Family owned companies, such as Pottinger of Grieskirchen, are quite distinct from corporations in that they are able to be a little more forthright and honest in their views without the constant fear of upsetting shareholders.
This was evident in the address given by Gregor Dietachmayr to journalists at the company headquarters in Grieskirchen, Austria, recently.
Tougher times forecast
Gregor sits on the company’s executive board of directors and is responsible for marketing. He is therefore well placed to know of how the machinery trade is faring and his prognosis, for the medium term at least, was not the most optimistic he has ever delivered.
In the company’s last accounting year, which runs from August to July, he noted that Pottinger puts its forecast income of €641 million, a hard-won achievement given a slowing of sales in 2023.
This downturn was not unexpected as it followed two good years where demand outstripped supply. Yet that position is now reversed as Pottinger finds itself with expanded and now quite adequate production capacity and its dealers with growing inventories, stifling further orders.
Pay rise increases costs
One point that Gregor did stress was that there will be no reduction in machinery prices despite the fall in the cost of steel.
This is due to labor cost inflation with those working in the Austrian steel and engineering trades enjoying a 9% wage increase last year, and there are expectations of a similar rise being agreed in the latest round of negotiations.

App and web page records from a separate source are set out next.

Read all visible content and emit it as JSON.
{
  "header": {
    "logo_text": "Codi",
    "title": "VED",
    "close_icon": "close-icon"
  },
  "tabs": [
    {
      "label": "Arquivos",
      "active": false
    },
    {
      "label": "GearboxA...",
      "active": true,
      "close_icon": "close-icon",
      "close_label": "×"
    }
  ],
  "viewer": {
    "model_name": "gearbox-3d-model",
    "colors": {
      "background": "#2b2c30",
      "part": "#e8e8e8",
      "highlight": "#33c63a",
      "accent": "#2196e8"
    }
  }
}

Due to these increased costs there has been a certain amount of belt tightening elsewhere within the company. Although further investment in buildings has been postponed for the time being, the sales effort must go on and new products, developed in the good time, need to be sold.

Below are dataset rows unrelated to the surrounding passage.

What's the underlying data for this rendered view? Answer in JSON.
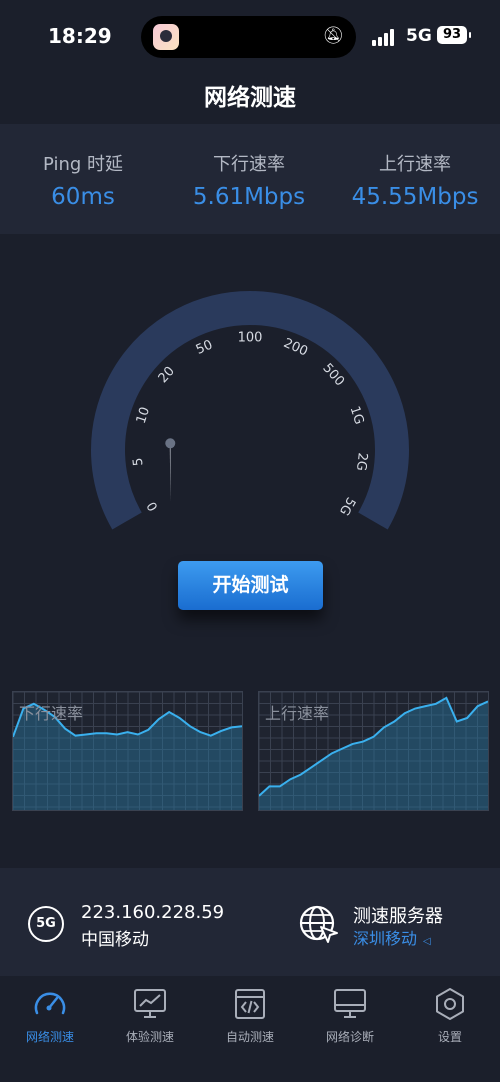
{
  "status_bar": {
    "time": "18:29",
    "network": "5G",
    "battery": "93",
    "mute_icon": "bell-slash-icon"
  },
  "header": {
    "title": "网络测速"
  },
  "stats": [
    {
      "label": "Ping 时延",
      "value": "60ms"
    },
    {
      "label": "下行速率",
      "value": "5.61Mbps"
    },
    {
      "label": "上行速率",
      "value": "45.55Mbps"
    }
  ],
  "gauge": {
    "ticks": [
      "0",
      "5",
      "10",
      "20",
      "50",
      "100",
      "200",
      "500",
      "1G",
      "2G",
      "5G"
    ],
    "needle_value": "5"
  },
  "start_button": {
    "label": "开始测试"
  },
  "charts": [
    {
      "label": "下行速率",
      "values": [
        0.62,
        0.86,
        0.9,
        0.85,
        0.79,
        0.69,
        0.63,
        0.64,
        0.65,
        0.65,
        0.64,
        0.66,
        0.64,
        0.68,
        0.77,
        0.83,
        0.78,
        0.71,
        0.66,
        0.63,
        0.67,
        0.7,
        0.71
      ]
    },
    {
      "label": "上行速率",
      "values": [
        0.12,
        0.2,
        0.2,
        0.26,
        0.3,
        0.36,
        0.42,
        0.48,
        0.52,
        0.56,
        0.58,
        0.62,
        0.7,
        0.75,
        0.82,
        0.86,
        0.88,
        0.9,
        0.95,
        0.75,
        0.78,
        0.88,
        0.92
      ]
    }
  ],
  "info": {
    "badge": "5G",
    "ip": "223.160.228.59",
    "carrier": "中国移动",
    "server_title": "测速服务器",
    "server_name": "深圳移动"
  },
  "tabs": [
    {
      "label": "网络测速",
      "icon": "speedometer-icon",
      "active": true
    },
    {
      "label": "体验测速",
      "icon": "monitor-chart-icon",
      "active": false
    },
    {
      "label": "自动测速",
      "icon": "code-icon",
      "active": false
    },
    {
      "label": "网络诊断",
      "icon": "monitor-icon",
      "active": false
    },
    {
      "label": "设置",
      "icon": "hexagon-gear-icon",
      "active": false
    }
  ],
  "colors": {
    "accent": "#3a8ee6",
    "background": "#1b1f2b",
    "panel": "#222736",
    "gauge_arc": "#2a3a5c"
  }
}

Growth in tillage equipment
Pottinger is focused on growth; it is an ambitious company with a strong desire to meet its next major milestone of an annual turnover of €1 billion and it strongly believes that a major part of that will be coming from an expansion in sales of tillage equipment.
Yet the shape and form of such machinery is changing, certainly for row crops where the emphasis is now on expanding the function of tillage tools from simple cultivation implements to crop care tools.

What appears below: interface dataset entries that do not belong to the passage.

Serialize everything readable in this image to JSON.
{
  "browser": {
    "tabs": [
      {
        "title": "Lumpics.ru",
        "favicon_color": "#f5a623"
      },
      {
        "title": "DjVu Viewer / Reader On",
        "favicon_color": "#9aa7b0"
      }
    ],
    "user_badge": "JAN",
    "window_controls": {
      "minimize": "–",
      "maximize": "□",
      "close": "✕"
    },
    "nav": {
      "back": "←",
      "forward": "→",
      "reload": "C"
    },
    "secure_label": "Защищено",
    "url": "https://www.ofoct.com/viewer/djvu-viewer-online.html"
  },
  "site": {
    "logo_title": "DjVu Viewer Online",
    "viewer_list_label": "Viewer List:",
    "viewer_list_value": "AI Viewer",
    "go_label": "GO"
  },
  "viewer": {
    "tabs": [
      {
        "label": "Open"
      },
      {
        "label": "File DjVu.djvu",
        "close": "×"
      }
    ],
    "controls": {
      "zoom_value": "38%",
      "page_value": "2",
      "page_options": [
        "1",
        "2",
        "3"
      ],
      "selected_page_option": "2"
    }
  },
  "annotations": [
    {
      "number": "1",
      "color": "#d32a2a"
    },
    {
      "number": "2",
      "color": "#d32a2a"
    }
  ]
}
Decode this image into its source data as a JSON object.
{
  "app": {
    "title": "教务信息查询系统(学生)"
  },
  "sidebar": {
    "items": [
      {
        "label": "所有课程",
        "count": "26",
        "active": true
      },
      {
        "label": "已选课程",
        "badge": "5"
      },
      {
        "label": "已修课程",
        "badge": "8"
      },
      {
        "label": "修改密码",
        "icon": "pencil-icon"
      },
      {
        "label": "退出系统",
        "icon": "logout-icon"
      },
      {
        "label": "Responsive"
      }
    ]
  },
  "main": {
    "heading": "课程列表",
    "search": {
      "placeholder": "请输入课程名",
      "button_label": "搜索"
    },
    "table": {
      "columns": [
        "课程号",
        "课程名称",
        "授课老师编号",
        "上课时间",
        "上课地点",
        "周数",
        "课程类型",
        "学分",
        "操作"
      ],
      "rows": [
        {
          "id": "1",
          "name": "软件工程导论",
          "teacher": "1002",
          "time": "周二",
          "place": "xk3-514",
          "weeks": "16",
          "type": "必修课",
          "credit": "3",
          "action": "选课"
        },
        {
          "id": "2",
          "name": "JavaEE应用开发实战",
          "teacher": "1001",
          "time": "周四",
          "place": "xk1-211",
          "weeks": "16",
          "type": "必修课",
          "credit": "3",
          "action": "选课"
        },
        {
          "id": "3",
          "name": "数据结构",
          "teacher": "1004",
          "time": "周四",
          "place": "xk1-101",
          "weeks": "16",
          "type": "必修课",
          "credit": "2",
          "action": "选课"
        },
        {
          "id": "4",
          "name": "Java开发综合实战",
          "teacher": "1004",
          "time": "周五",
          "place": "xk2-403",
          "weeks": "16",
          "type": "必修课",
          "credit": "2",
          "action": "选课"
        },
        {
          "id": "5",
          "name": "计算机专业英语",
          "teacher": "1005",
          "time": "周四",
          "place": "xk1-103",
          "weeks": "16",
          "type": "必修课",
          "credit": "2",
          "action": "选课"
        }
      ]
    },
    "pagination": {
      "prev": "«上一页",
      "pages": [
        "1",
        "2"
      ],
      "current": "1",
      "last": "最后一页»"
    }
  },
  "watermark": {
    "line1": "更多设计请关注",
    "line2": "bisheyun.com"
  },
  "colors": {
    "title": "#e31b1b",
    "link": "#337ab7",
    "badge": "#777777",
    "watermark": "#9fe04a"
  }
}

Pottinger, along with other large manufacturers in the tillage market, have responded to the demand for mechanical weeding through the acquisition of existing technology pioneered by smaller companies that have focused on serving organic farms.
Lightweight weed control
The company purchased the tillage side of the Swiss specialist manufacturer, Cross Farm Solutions, two years ago, and the fruits of this venture are now being made more widely available with three machines leading this new range of implements: The Rotorcare, the Flexcare, and the Tinecare.
The Rotorcare bears a very strong similarity to Kverneland’s Helios machine, with a series of what Pottinger calls ‘star wheels’ across its width which have spoon-shaped tines.
However, the spoons on the Rotorcare are set so the point digs into the soil, the reverse of the set up on the alternative. Which will turn out to be the most efficient will require a good deal more experience with them in the field before any conclusions can be drawn.
Both are said to work in cereals as well as specialist crops, which could be their greatest strength, yet working width is a long way off that of a spray boom and timing will be just as important.
The Flexcare is what might be termed a standard interrow cultivator which draws winged tines between crop rows, the tractor being guided by satellite and the tines themselves by camera.
This duality is required because although the tractor guidance may be very accurate, the position of the tractor is a little different from that of the harrow, thus cameras and a guideable frame are also required.
The camera software can be tuned to work at different wavelengths and relies upon recognizing a straight row as well as identifying crop plant position.
The third mechanical weeder is the Tinecare Master, an implement which might easily be taken for a grassland harrow, but the company stresses that it should not be considered as such – it is far more sophisticated.
Instead, it is a lightweight tine harrow that operates with wire tines that can work at various levels of aggression while maintaining a constant pressure on the soil engaging tips.
This is achieved by separating the pressure application spring from the tine mounting with the angle of attack being controlled by a sliding carrier that moves independently of the spring mounts.
By doing so the degree of aggression can be altered while ensuring the pressure on each tine remains unchanged.
Grieskirchen event points to new realities
There are other changes to the Pottinger range announced at Grieskirchen which will be covered at a later date, yet it is the appearance of these lighter tools in the catalog of a mainstream manufacturer which indicates that a major shift in how we control weeds is underway.
Up until now the tillage farmer prepared the ground with soil-engaging implements, leaving the weeding to sprayers and cultivation technique.
Now there is a whole new skillset to be mastered as the responsibility for weed control is moved slowly into the realm of root disruption rather than physiological destruction by herbicides.
Should this demand for less chemical use continue then conventional tillage farmers are going to have to appreciate the interaction between soil and plants in much finer detail than they have up until now.